--- AIM OF THE EXERCISE ---
Below are the records; pull every line that includes "bufdemo".

Items from an interface collection:
Content starts

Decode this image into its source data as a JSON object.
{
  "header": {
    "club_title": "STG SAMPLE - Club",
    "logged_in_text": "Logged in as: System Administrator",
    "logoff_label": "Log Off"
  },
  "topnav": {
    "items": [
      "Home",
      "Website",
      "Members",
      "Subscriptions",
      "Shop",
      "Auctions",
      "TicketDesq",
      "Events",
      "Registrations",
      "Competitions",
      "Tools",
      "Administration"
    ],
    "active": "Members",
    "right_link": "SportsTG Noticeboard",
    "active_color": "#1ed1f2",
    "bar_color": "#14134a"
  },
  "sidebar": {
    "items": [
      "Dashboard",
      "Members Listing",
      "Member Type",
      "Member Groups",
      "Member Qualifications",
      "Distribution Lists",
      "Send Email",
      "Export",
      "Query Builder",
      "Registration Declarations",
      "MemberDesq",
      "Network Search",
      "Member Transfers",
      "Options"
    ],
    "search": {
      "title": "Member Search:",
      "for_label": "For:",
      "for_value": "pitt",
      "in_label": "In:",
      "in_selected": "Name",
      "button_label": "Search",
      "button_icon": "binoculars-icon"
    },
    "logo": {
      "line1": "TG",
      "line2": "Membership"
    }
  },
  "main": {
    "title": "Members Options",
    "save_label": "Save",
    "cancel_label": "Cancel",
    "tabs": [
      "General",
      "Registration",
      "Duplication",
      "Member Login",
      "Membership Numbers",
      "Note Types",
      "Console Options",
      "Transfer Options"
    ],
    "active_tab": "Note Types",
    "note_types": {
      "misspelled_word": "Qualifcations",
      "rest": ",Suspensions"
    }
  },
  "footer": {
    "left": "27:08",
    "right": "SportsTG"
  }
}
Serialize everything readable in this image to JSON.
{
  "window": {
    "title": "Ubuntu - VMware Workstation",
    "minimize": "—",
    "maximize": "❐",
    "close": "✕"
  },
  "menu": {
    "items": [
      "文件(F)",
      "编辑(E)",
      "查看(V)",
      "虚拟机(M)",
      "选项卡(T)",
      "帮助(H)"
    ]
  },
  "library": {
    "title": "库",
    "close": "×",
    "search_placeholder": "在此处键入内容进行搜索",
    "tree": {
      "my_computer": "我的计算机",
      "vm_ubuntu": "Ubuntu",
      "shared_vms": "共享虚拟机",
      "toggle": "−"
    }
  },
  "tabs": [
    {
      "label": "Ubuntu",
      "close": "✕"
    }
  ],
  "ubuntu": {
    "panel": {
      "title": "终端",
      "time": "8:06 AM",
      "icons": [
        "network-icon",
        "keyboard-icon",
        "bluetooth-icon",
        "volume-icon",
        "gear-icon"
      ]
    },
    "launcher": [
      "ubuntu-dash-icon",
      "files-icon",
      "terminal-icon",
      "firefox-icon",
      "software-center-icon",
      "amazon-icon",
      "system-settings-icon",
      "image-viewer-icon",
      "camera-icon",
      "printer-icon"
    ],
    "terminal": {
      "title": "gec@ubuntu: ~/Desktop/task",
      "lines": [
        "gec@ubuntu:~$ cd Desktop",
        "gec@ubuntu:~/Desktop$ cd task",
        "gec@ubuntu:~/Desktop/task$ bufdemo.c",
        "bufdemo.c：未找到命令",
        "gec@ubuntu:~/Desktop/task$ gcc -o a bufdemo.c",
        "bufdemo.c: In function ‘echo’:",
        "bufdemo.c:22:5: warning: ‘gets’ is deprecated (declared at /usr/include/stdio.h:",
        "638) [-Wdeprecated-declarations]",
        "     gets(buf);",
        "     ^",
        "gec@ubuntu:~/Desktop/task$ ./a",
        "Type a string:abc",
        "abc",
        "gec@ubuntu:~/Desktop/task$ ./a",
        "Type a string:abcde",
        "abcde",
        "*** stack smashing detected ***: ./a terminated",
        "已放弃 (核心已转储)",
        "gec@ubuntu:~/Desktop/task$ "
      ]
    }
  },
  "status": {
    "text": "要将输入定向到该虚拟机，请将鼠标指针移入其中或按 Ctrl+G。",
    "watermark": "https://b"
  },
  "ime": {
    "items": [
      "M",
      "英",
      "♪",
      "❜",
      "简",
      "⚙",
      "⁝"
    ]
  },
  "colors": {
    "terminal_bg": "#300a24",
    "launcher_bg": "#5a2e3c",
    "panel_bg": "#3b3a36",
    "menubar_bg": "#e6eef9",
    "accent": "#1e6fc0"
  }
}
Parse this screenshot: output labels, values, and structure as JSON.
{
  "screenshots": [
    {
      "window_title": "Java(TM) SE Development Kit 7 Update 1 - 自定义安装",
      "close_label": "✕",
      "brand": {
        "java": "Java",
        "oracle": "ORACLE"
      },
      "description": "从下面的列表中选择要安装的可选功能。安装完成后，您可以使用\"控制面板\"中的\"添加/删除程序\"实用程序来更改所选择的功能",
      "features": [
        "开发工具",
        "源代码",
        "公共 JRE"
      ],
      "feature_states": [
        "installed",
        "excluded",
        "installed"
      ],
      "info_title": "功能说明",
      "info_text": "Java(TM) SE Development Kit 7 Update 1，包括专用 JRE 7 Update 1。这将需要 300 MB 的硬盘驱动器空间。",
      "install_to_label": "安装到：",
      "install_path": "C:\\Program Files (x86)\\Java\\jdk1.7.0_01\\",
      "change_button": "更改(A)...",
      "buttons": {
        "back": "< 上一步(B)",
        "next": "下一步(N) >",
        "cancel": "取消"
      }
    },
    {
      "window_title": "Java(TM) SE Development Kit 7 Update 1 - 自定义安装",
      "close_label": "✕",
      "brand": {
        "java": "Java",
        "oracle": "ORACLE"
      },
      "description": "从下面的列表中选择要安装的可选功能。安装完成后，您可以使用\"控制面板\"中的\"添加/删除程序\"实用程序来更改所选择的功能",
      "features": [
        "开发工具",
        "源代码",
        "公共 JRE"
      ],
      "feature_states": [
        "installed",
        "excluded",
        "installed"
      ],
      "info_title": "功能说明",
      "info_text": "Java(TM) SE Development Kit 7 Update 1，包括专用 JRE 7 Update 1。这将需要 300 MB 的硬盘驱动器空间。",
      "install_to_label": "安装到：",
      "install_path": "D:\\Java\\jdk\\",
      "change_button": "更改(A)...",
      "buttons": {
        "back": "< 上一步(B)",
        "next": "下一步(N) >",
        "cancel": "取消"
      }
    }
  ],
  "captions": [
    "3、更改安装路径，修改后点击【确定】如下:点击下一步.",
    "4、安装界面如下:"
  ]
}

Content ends

--- EXERCISE OUTPUT ---
        "gec@ubuntu:~/Desktop/task$ bufdemo.c",
        "bufdemo.c：未找到命令",
        "gec@ubuntu:~/Desktop/task$ gcc -o a bufdemo.c",
        "bufdemo.c: In function ‘echo’:",
        "bufdemo.c:22:5: warning: ‘gets’ is deprecated (declared at /usr/include/stdio.h:",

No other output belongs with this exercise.